[Exercise description]
All of the data must be output exactly, with every picture left out.

[Record extracts]
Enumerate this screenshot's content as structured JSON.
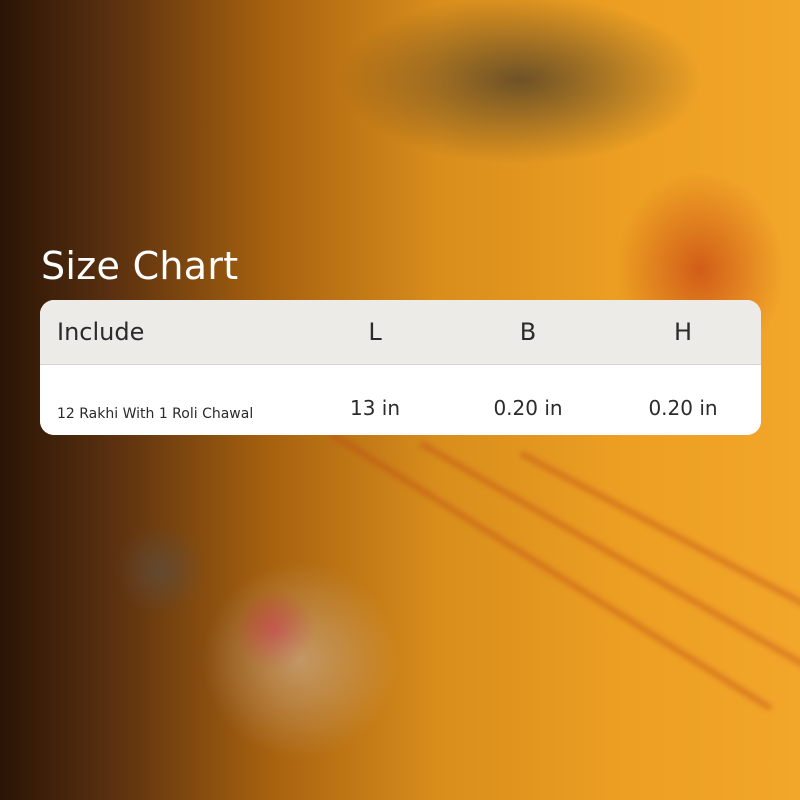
{
  "title": "Size Chart",
  "table": {
    "headers": [
      "Include",
      "L",
      "B",
      "H"
    ],
    "rows": [
      [
        "12 Rakhi With 1 Roli Chawal",
        "13 in",
        "0.20 in",
        "0.20 in"
      ]
    ]
  }
}
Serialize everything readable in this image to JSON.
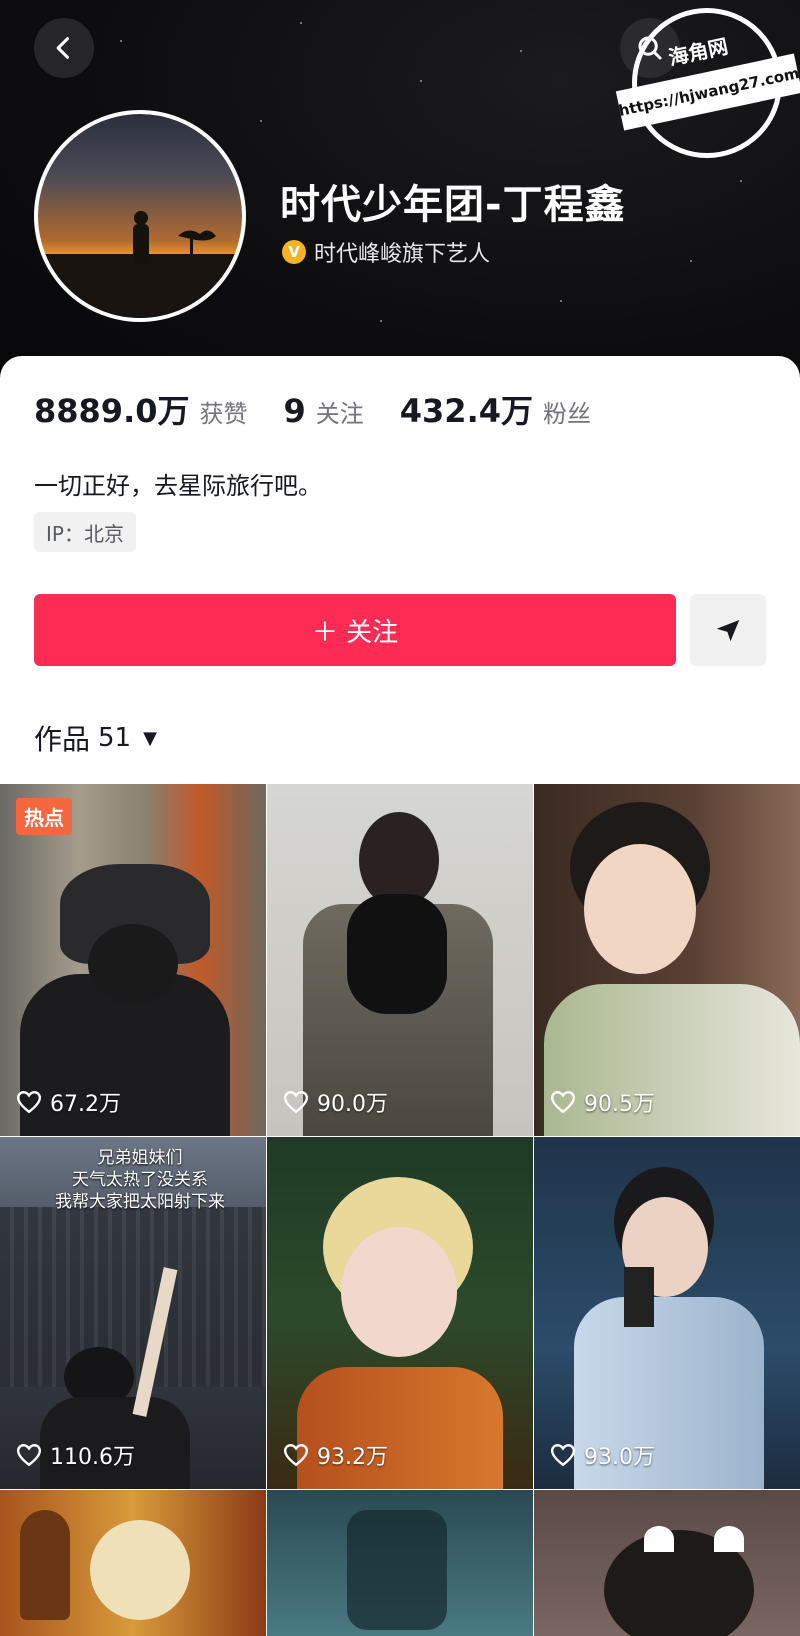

[Solution to the problem]
Enumerate this screenshot's content as structured JSON.
{
  "title": "Size Chart",
  "table": {
    "headers": [
      "Include",
      "L",
      "B",
      "H"
    ],
    "rows": [
      [
        "12 Rakhi With 1 Roli Chawal",
        "13 in",
        "0.20 in",
        "0.20 in"
      ]
    ]
  }
}
Serialize everything readable in this image to JSON.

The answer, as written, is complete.